Top of INPUT DATA

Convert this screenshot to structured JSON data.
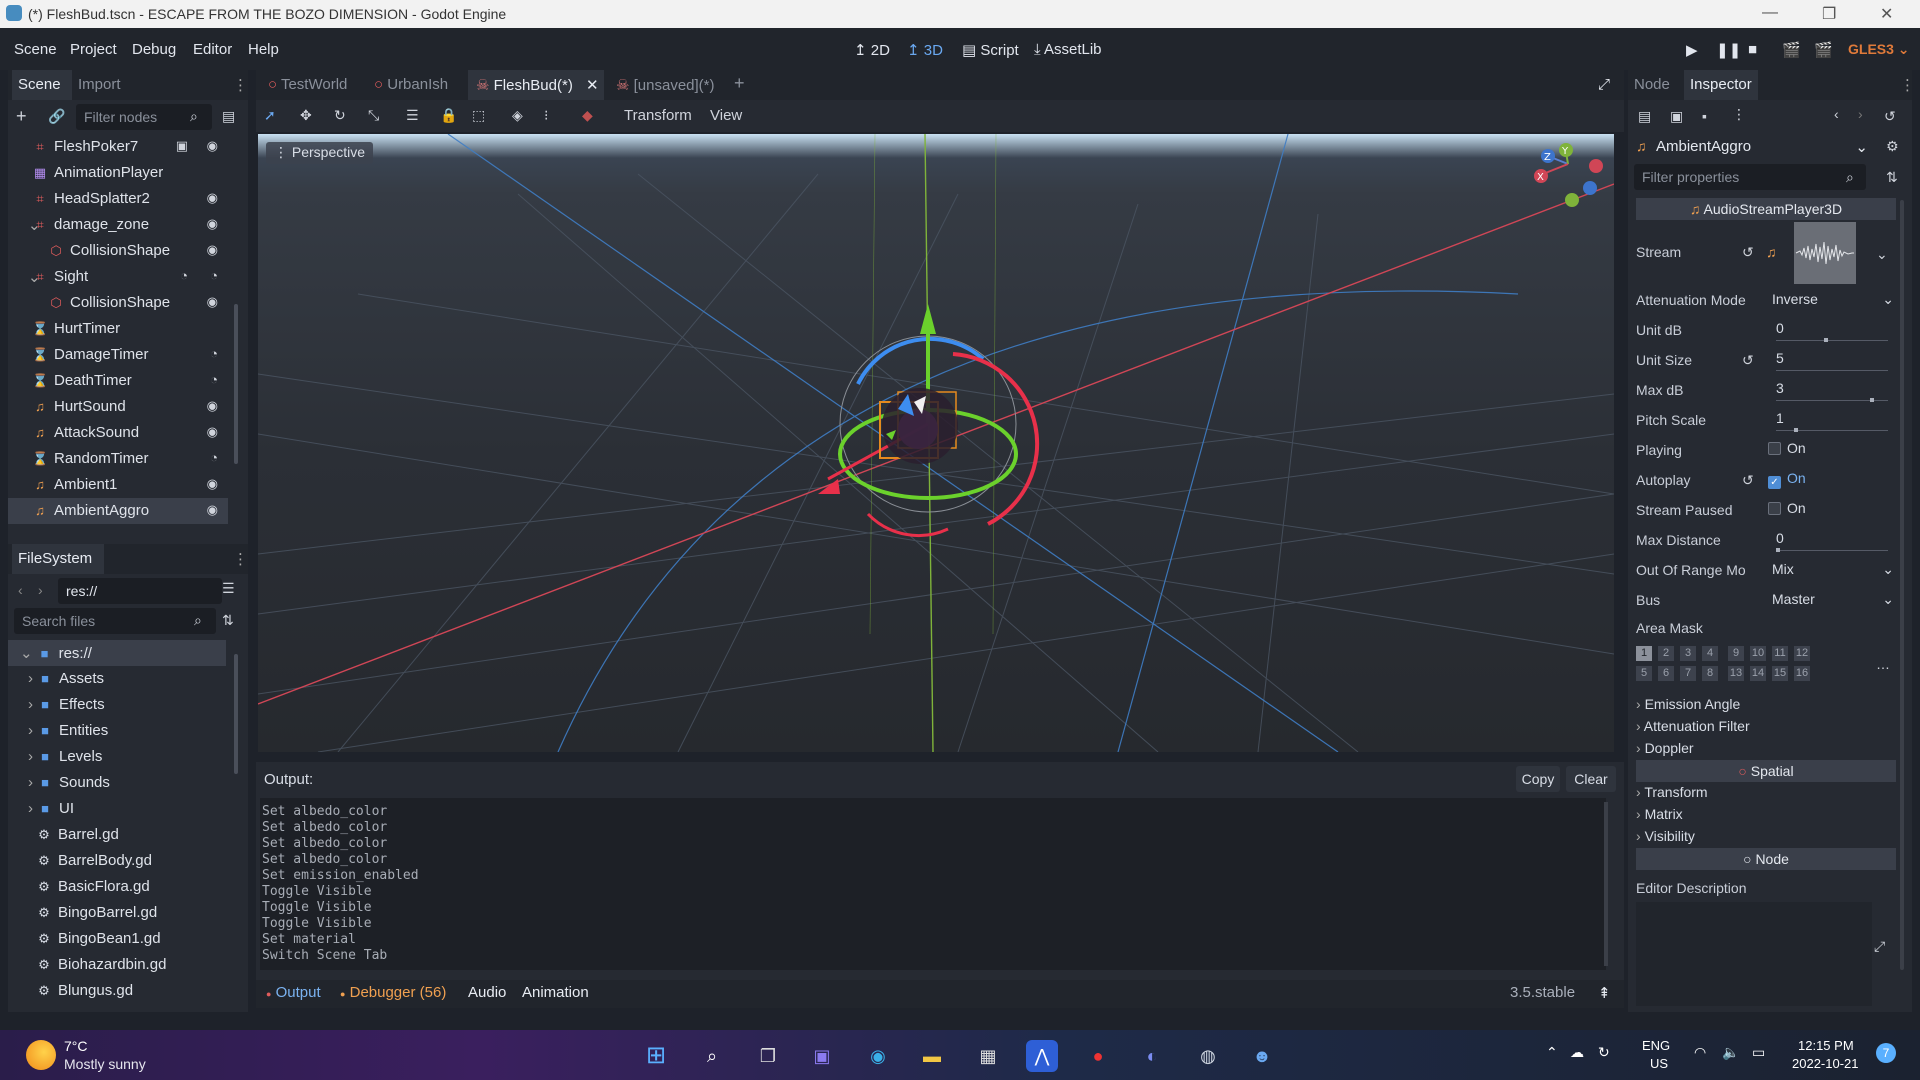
{
  "window": {
    "title": "(*) FleshBud.tscn - ESCAPE FROM THE BOZO DIMENSION - Godot Engine"
  },
  "menu": [
    "Scene",
    "Project",
    "Debug",
    "Editor",
    "Help"
  ],
  "modes": [
    "2D",
    "3D",
    "Script",
    "AssetLib"
  ],
  "renderer": "GLES3",
  "scene_dock": {
    "tabs": [
      "Scene",
      "Import"
    ],
    "filter_placeholder": "Filter nodes",
    "nodes": [
      {
        "name": "FleshPoker7",
        "icon": "mesh-icon",
        "indent": 0
      },
      {
        "name": "AnimationPlayer",
        "icon": "animation-icon",
        "indent": 0
      },
      {
        "name": "HeadSplatter2",
        "icon": "mesh-icon",
        "indent": 0
      },
      {
        "name": "damage_zone",
        "icon": "area-icon",
        "indent": 0
      },
      {
        "name": "CollisionShape",
        "icon": "collision-icon",
        "indent": 1
      },
      {
        "name": "Sight",
        "icon": "area-icon",
        "indent": 0
      },
      {
        "name": "CollisionShape",
        "icon": "collision-icon",
        "indent": 1
      },
      {
        "name": "HurtTimer",
        "icon": "timer-icon",
        "indent": 0
      },
      {
        "name": "DamageTimer",
        "icon": "timer-icon",
        "indent": 0
      },
      {
        "name": "DeathTimer",
        "icon": "timer-icon",
        "indent": 0
      },
      {
        "name": "HurtSound",
        "icon": "audio-icon",
        "indent": 0
      },
      {
        "name": "AttackSound",
        "icon": "audio-icon",
        "indent": 0
      },
      {
        "name": "RandomTimer",
        "icon": "timer-icon",
        "indent": 0
      },
      {
        "name": "Ambient1",
        "icon": "audio-icon",
        "indent": 0
      },
      {
        "name": "AmbientAggro",
        "icon": "audio-icon",
        "indent": 0
      }
    ]
  },
  "filesystem": {
    "title": "FileSystem",
    "path": "res://",
    "search_placeholder": "Search files",
    "items": [
      {
        "name": "res://",
        "type": "folder"
      },
      {
        "name": "Assets",
        "type": "folder"
      },
      {
        "name": "Effects",
        "type": "folder"
      },
      {
        "name": "Entities",
        "type": "folder"
      },
      {
        "name": "Levels",
        "type": "folder"
      },
      {
        "name": "Sounds",
        "type": "folder"
      },
      {
        "name": "UI",
        "type": "folder"
      },
      {
        "name": "Barrel.gd",
        "type": "script"
      },
      {
        "name": "BarrelBody.gd",
        "type": "script"
      },
      {
        "name": "BasicFlora.gd",
        "type": "script"
      },
      {
        "name": "BingoBarrel.gd",
        "type": "script"
      },
      {
        "name": "BingoBean1.gd",
        "type": "script"
      },
      {
        "name": "Biohazardbin.gd",
        "type": "script"
      },
      {
        "name": "Blungus.gd",
        "type": "script"
      }
    ]
  },
  "editor_tabs": [
    "TestWorld",
    "UrbanIsh",
    "FleshBud(*)",
    "[unsaved](*)"
  ],
  "viewport": {
    "menus": [
      "Transform",
      "View"
    ],
    "label": "Perspective"
  },
  "output": {
    "title": "Output:",
    "copy": "Copy",
    "clear": "Clear",
    "lines": [
      "Set albedo_color",
      "Set albedo_color",
      "Set albedo_color",
      "Set albedo_color",
      "Set emission_enabled",
      "Toggle Visible",
      "Toggle Visible",
      "Toggle Visible",
      "Set material",
      "Switch Scene Tab"
    ],
    "bottom_tabs": [
      "Output",
      "Debugger (56)",
      "Audio",
      "Animation"
    ],
    "version": "3.5.stable"
  },
  "inspector": {
    "tabs": [
      "Node",
      "Inspector"
    ],
    "object": "AmbientAggro",
    "filter_placeholder": "Filter properties",
    "class": "AudioStreamPlayer3D",
    "props": {
      "stream": "Stream",
      "attenuation_mode": {
        "label": "Attenuation Mode",
        "value": "Inverse"
      },
      "unit_db": {
        "label": "Unit dB",
        "value": "0"
      },
      "unit_size": {
        "label": "Unit Size",
        "value": "5"
      },
      "max_db": {
        "label": "Max dB",
        "value": "3"
      },
      "pitch_scale": {
        "label": "Pitch Scale",
        "value": "1"
      },
      "playing": {
        "label": "Playing",
        "value": "On"
      },
      "autoplay": {
        "label": "Autoplay",
        "value": "On"
      },
      "stream_paused": {
        "label": "Stream Paused",
        "value": "On"
      },
      "max_distance": {
        "label": "Max Distance",
        "value": "0"
      },
      "out_of_range": {
        "label": "Out Of Range Mo",
        "value": "Mix"
      },
      "bus": {
        "label": "Bus",
        "value": "Master"
      },
      "area_mask": "Area Mask"
    },
    "area_mask_bits": [
      "1",
      "2",
      "3",
      "4",
      "9",
      "10",
      "11",
      "12",
      "5",
      "6",
      "7",
      "8",
      "13",
      "14",
      "15",
      "16"
    ],
    "groups1": [
      "Emission Angle",
      "Attenuation Filter",
      "Doppler"
    ],
    "spatial": "Spatial",
    "groups2": [
      "Transform",
      "Matrix",
      "Visibility"
    ],
    "node": "Node",
    "editor_description": "Editor Description"
  },
  "taskbar": {
    "temp": "7°C",
    "weather": "Mostly sunny",
    "lang1": "ENG",
    "lang2": "US",
    "time": "12:15 PM",
    "date": "2022-10-21",
    "badge": "7"
  }
}
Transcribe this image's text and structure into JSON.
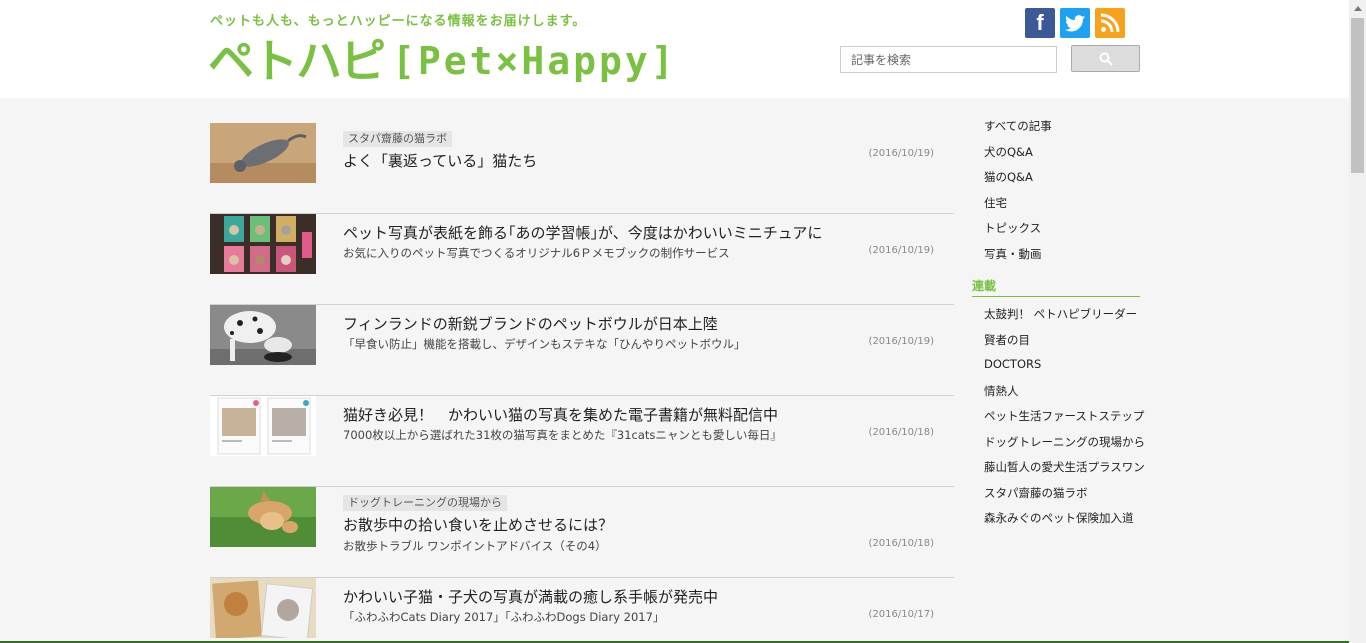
{
  "header": {
    "tagline": "ペットも人も、もっとハッピーになる情報をお届けします。",
    "logo_jp": "ペトハピ",
    "logo_en": "[Pet×Happy]",
    "search_placeholder": "記事を検索",
    "social_facebook": "f"
  },
  "articles": [
    {
      "badge": "スタパ齋藤の猫ラボ",
      "title": "よく「裏返っている」猫たち",
      "sub": "",
      "date": "(2016/10/19)"
    },
    {
      "badge": "",
      "title": "ペット写真が表紙を飾る｢あの学習帳｣が、今度はかわいいミニチュアに",
      "sub": "お気に入りのペット写真でつくるオリジナル6Ｐメモブックの制作サービス",
      "date": "(2016/10/19)"
    },
    {
      "badge": "",
      "title": "フィンランドの新鋭ブランドのペットボウルが日本上陸",
      "sub": "「早食い防止」機能を搭載し、デザインもステキな「ひんやりペットボウル」",
      "date": "(2016/10/19)"
    },
    {
      "badge": "",
      "title": "猫好き必見！　かわいい猫の写真を集めた電子書籍が無料配信中",
      "sub": "7000枚以上から選ばれた31枚の猫写真をまとめた『31catsニャンとも愛しい毎日』",
      "date": "(2016/10/18)"
    },
    {
      "badge": "ドッグトレーニングの現場から",
      "title": "お散歩中の拾い食いを止めさせるには？",
      "sub": "お散歩トラブル ワンポイントアドバイス（その4）",
      "date": "(2016/10/18)"
    },
    {
      "badge": "",
      "title": "かわいい子猫・子犬の写真が満載の癒し系手帳が発売中",
      "sub": "「ふわふわCats Diary 2017」「ふわふわDogs Diary 2017」",
      "date": "(2016/10/17)"
    }
  ],
  "sidebar": {
    "categories": [
      "すべての記事",
      "犬のQ&A",
      "猫のQ&A",
      "住宅",
      "トピックス",
      "写真・動画"
    ],
    "series_heading": "連載",
    "series": [
      "太鼓判！ ペトハピブリーダー",
      "賢者の目",
      "DOCTORS",
      "情熱人",
      "ペット生活ファーストステップ",
      "ドッグトレーニングの現場から",
      "藤山晳人の愛犬生活プラスワン",
      "スタパ齋藤の猫ラボ",
      "森永みぐのペット保険加入道"
    ]
  },
  "colors": {
    "brand": "#7ac142",
    "facebook": "#3b5998",
    "twitter": "#1da1f2",
    "rss": "#f7a21b"
  }
}
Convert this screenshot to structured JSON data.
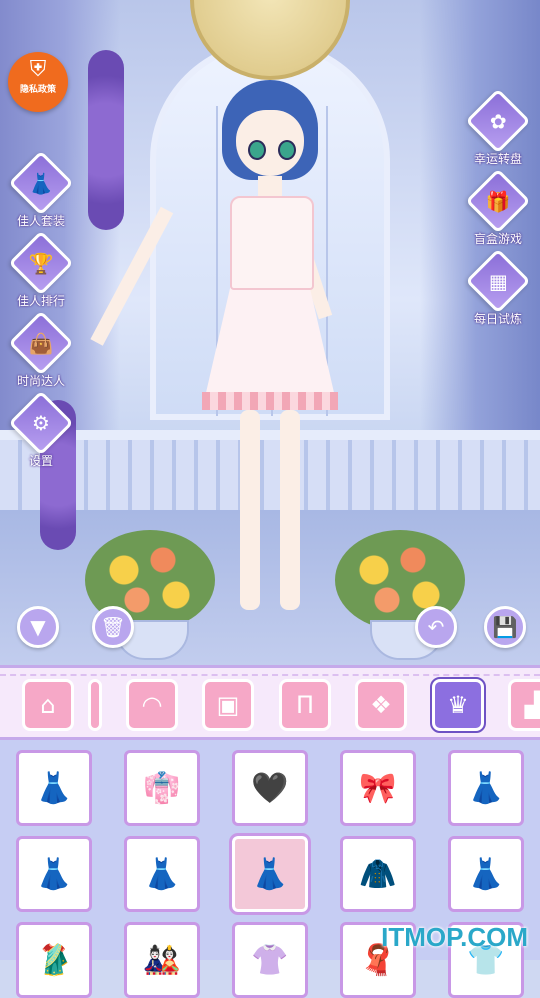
{
  "privacy": {
    "icon": "shield-doc-icon",
    "label": "隐私政策"
  },
  "left_menu": [
    {
      "name": "dress-set",
      "icon": "dress-icon",
      "glyph": "👗",
      "label": "佳人套装"
    },
    {
      "name": "ranking",
      "icon": "trophy-icon",
      "glyph": "🏆",
      "label": "佳人排行"
    },
    {
      "name": "fashion",
      "icon": "handbag-icon",
      "glyph": "👜",
      "label": "时尚达人"
    },
    {
      "name": "settings",
      "icon": "gear-icon",
      "glyph": "⚙",
      "label": "设置"
    }
  ],
  "right_menu": [
    {
      "name": "lucky-wheel",
      "icon": "wheel-icon",
      "glyph": "✿",
      "label": "幸运转盘"
    },
    {
      "name": "blind-box",
      "icon": "gift-icon",
      "glyph": "🎁",
      "label": "盲盒游戏"
    },
    {
      "name": "daily-trial",
      "icon": "calendar-icon",
      "glyph": "▦",
      "label": "每日试炼"
    }
  ],
  "controls": {
    "collapse": "▼",
    "trash": "🗑",
    "undo": "↶",
    "save": "💾"
  },
  "categories": [
    {
      "name": "home",
      "icon": "home-icon",
      "glyph": "⌂"
    },
    {
      "name": "hair",
      "icon": "hair-icon",
      "glyph": "◠"
    },
    {
      "name": "top",
      "icon": "top-icon",
      "glyph": "▣"
    },
    {
      "name": "pants",
      "icon": "pants-icon",
      "glyph": "Π"
    },
    {
      "name": "coat",
      "icon": "coat-icon",
      "glyph": "❖"
    },
    {
      "name": "dress",
      "icon": "dress-icon",
      "glyph": "♛",
      "selected": true
    },
    {
      "name": "socks",
      "icon": "socks-icon",
      "glyph": "▟"
    }
  ],
  "items": [
    {
      "glyph": "👗",
      "selected": false
    },
    {
      "glyph": "👘",
      "selected": false
    },
    {
      "glyph": "🖤",
      "selected": false
    },
    {
      "glyph": "🎀",
      "selected": false
    },
    {
      "glyph": "👗",
      "selected": false
    },
    {
      "glyph": "👗",
      "selected": false
    },
    {
      "glyph": "👗",
      "selected": false
    },
    {
      "glyph": "👗",
      "selected": true
    },
    {
      "glyph": "🧥",
      "selected": false
    },
    {
      "glyph": "👗",
      "selected": false
    },
    {
      "glyph": "🥻",
      "selected": false
    },
    {
      "glyph": "🎎",
      "selected": false
    },
    {
      "glyph": "👚",
      "selected": false
    },
    {
      "glyph": "🧣",
      "selected": false
    },
    {
      "glyph": "👕",
      "selected": false
    }
  ],
  "watermark": "ITMOP.COM",
  "colors": {
    "accent": "#8c6fe0",
    "pink": "#f6a8c7",
    "privacy": "#f06b1e"
  }
}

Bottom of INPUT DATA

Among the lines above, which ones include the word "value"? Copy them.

        "value": "Inverse"
        "value": "0"
        "value": "5"
        "value": "3"
        "value": "1"
        "value": "On"
        "value": "On"
        "value": "On"
        "value": "0"
        "value": "Mix"
        "value": "Master"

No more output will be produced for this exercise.